Excerpted data section start

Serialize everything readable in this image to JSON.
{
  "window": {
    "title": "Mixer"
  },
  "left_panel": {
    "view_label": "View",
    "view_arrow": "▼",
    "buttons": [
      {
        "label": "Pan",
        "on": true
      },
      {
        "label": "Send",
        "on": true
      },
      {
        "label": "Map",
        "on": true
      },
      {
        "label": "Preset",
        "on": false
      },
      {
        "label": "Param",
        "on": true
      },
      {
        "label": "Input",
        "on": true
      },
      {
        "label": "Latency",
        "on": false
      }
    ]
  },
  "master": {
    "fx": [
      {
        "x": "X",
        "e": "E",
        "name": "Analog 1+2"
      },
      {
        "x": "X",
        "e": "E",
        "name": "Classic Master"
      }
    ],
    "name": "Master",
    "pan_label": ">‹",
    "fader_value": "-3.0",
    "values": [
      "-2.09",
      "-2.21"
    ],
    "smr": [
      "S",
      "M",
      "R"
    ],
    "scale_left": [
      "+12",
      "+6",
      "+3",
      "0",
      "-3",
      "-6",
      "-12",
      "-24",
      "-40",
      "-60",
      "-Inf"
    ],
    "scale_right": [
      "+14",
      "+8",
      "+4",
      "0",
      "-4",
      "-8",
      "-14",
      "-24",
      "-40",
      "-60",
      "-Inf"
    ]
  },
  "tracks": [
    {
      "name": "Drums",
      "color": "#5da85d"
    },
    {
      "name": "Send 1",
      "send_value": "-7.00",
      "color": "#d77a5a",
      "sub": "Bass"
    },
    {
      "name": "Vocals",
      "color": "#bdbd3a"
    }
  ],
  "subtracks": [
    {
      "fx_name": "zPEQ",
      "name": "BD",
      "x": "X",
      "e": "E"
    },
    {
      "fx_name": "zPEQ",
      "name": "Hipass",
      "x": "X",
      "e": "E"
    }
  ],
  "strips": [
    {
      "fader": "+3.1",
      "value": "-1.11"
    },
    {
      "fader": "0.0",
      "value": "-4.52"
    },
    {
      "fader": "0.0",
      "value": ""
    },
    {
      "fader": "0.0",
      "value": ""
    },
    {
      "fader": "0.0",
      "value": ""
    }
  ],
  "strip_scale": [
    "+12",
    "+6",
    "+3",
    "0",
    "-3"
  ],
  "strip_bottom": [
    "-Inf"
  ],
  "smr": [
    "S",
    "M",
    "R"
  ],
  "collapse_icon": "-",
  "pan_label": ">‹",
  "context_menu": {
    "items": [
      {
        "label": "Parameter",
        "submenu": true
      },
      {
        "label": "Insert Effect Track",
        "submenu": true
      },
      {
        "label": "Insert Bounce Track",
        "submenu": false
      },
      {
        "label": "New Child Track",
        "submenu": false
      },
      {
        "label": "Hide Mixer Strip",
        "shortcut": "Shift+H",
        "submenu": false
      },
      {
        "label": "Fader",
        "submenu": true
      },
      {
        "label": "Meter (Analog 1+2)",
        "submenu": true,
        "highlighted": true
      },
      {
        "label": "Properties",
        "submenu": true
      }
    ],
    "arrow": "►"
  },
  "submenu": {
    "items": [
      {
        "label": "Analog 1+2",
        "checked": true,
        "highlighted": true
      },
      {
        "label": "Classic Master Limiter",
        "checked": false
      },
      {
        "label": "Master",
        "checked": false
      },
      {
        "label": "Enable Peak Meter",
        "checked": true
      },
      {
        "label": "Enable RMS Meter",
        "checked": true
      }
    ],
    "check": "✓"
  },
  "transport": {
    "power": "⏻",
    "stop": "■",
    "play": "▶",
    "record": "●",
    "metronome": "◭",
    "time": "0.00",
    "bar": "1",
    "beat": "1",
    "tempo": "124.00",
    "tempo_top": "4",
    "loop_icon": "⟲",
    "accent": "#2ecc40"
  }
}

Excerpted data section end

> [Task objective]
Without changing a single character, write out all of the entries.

> [Task output]
Serialize everything readable in this image to JSON.
{
  "window": {
    "title": "Mixer"
  },
  "left_panel": {
    "view_label": "View",
    "view_arrow": "▼",
    "buttons": [
      {
        "label": "Pan",
        "on": true
      },
      {
        "label": "Send",
        "on": true
      },
      {
        "label": "Map",
        "on": true
      },
      {
        "label": "Preset",
        "on": false
      },
      {
        "label": "Param",
        "on": true
      },
      {
        "label": "Input",
        "on": true
      },
      {
        "label": "Latency",
        "on": false
      }
    ]
  },
  "master": {
    "fx": [
      {
        "x": "X",
        "e": "E",
        "name": "Analog 1+2"
      },
      {
        "x": "X",
        "e": "E",
        "name": "Classic Master"
      }
    ],
    "name": "Master",
    "pan_label": ">‹",
    "fader_value": "-3.0",
    "values": [
      "-2.09",
      "-2.21"
    ],
    "smr": [
      "S",
      "M",
      "R"
    ],
    "scale_left": [
      "+12",
      "+6",
      "+3",
      "0",
      "-3",
      "-6",
      "-12",
      "-24",
      "-40",
      "-60",
      "-Inf"
    ],
    "scale_right": [
      "+14",
      "+8",
      "+4",
      "0",
      "-4",
      "-8",
      "-14",
      "-24",
      "-40",
      "-60",
      "-Inf"
    ]
  },
  "tracks": [
    {
      "name": "Drums",
      "color": "#5da85d"
    },
    {
      "name": "Send 1",
      "send_value": "-7.00",
      "color": "#d77a5a",
      "sub": "Bass"
    },
    {
      "name": "Vocals",
      "color": "#bdbd3a"
    }
  ],
  "subtracks": [
    {
      "fx_name": "zPEQ",
      "name": "BD",
      "x": "X",
      "e": "E"
    },
    {
      "fx_name": "zPEQ",
      "name": "Hipass",
      "x": "X",
      "e": "E"
    }
  ],
  "strips": [
    {
      "fader": "+3.1",
      "value": "-1.11"
    },
    {
      "fader": "0.0",
      "value": "-4.52"
    },
    {
      "fader": "0.0",
      "value": ""
    },
    {
      "fader": "0.0",
      "value": ""
    },
    {
      "fader": "0.0",
      "value": ""
    }
  ],
  "strip_scale": [
    "+12",
    "+6",
    "+3",
    "0",
    "-3"
  ],
  "strip_bottom": [
    "-Inf"
  ],
  "smr": [
    "S",
    "M",
    "R"
  ],
  "collapse_icon": "-",
  "pan_label": ">‹",
  "context_menu": {
    "items": [
      {
        "label": "Parameter",
        "submenu": true
      },
      {
        "label": "Insert Effect Track",
        "submenu": true
      },
      {
        "label": "Insert Bounce Track",
        "submenu": false
      },
      {
        "label": "New Child Track",
        "submenu": false
      },
      {
        "label": "Hide Mixer Strip",
        "shortcut": "Shift+H",
        "submenu": false
      },
      {
        "label": "Fader",
        "submenu": true
      },
      {
        "label": "Meter (Analog 1+2)",
        "submenu": true,
        "highlighted": true
      },
      {
        "label": "Properties",
        "submenu": true
      }
    ],
    "arrow": "►"
  },
  "submenu": {
    "items": [
      {
        "label": "Analog 1+2",
        "checked": true,
        "highlighted": true
      },
      {
        "label": "Classic Master Limiter",
        "checked": false
      },
      {
        "label": "Master",
        "checked": false
      },
      {
        "label": "Enable Peak Meter",
        "checked": true
      },
      {
        "label": "Enable RMS Meter",
        "checked": true
      }
    ],
    "check": "✓"
  },
  "transport": {
    "power": "⏻",
    "stop": "■",
    "play": "▶",
    "record": "●",
    "metronome": "◭",
    "time": "0.00",
    "bar": "1",
    "beat": "1",
    "tempo": "124.00",
    "tempo_top": "4",
    "loop_icon": "⟲",
    "accent": "#2ecc40"
  }
}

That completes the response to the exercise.